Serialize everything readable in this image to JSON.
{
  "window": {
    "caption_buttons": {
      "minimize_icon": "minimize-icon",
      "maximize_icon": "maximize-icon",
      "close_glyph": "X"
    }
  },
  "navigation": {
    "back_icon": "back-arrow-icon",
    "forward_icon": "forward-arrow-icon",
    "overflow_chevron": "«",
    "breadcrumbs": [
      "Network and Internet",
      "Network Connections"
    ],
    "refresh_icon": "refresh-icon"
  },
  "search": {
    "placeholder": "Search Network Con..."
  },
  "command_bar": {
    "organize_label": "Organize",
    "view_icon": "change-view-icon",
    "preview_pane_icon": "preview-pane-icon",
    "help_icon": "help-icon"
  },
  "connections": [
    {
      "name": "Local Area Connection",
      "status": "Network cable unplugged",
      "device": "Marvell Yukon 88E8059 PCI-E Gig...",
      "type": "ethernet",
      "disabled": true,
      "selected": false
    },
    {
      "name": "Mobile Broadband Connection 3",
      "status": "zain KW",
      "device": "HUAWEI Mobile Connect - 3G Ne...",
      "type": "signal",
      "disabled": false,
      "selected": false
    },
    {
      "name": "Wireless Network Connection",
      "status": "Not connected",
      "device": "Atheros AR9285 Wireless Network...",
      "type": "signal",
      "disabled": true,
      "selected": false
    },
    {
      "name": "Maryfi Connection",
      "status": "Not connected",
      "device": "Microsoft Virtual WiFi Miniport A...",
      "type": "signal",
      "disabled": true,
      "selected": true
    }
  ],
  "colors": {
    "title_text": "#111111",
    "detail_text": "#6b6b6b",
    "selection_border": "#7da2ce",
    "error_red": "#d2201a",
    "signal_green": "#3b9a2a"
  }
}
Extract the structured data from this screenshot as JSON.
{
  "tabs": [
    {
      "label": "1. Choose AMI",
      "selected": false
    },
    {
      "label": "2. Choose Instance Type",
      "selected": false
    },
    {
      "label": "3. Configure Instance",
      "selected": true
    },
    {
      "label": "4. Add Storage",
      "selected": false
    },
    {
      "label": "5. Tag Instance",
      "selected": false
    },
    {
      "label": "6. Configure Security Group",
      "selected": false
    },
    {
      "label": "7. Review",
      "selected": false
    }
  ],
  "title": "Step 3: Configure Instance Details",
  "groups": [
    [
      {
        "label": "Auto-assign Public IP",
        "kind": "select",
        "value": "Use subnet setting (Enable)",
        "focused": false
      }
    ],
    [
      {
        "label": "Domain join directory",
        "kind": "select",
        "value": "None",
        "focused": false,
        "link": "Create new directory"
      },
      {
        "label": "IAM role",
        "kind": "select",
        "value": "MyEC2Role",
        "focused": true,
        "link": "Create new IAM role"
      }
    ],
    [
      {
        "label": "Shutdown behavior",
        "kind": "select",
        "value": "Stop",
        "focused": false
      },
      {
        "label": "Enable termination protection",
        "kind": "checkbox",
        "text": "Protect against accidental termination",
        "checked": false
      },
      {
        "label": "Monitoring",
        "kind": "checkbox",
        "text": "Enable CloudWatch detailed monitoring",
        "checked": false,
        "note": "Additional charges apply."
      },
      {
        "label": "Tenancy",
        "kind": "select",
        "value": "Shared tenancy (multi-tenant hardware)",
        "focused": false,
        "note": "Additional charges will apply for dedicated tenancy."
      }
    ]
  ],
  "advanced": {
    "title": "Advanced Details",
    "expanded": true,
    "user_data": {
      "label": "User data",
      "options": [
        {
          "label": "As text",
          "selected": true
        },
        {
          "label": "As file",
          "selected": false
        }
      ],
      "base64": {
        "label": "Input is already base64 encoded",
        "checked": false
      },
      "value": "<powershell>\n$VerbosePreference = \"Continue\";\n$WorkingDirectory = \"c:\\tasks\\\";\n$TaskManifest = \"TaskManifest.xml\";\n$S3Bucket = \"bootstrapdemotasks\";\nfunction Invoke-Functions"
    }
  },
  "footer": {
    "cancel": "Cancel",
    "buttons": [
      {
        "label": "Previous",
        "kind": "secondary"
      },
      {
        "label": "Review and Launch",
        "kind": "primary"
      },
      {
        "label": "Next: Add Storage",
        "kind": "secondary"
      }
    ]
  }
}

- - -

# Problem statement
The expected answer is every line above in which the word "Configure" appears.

# Expected answer
      "label": "3. Configure Instance",
      "label": "6. Configure Security Group",
  "title": "Step 3: Configure Instance Details",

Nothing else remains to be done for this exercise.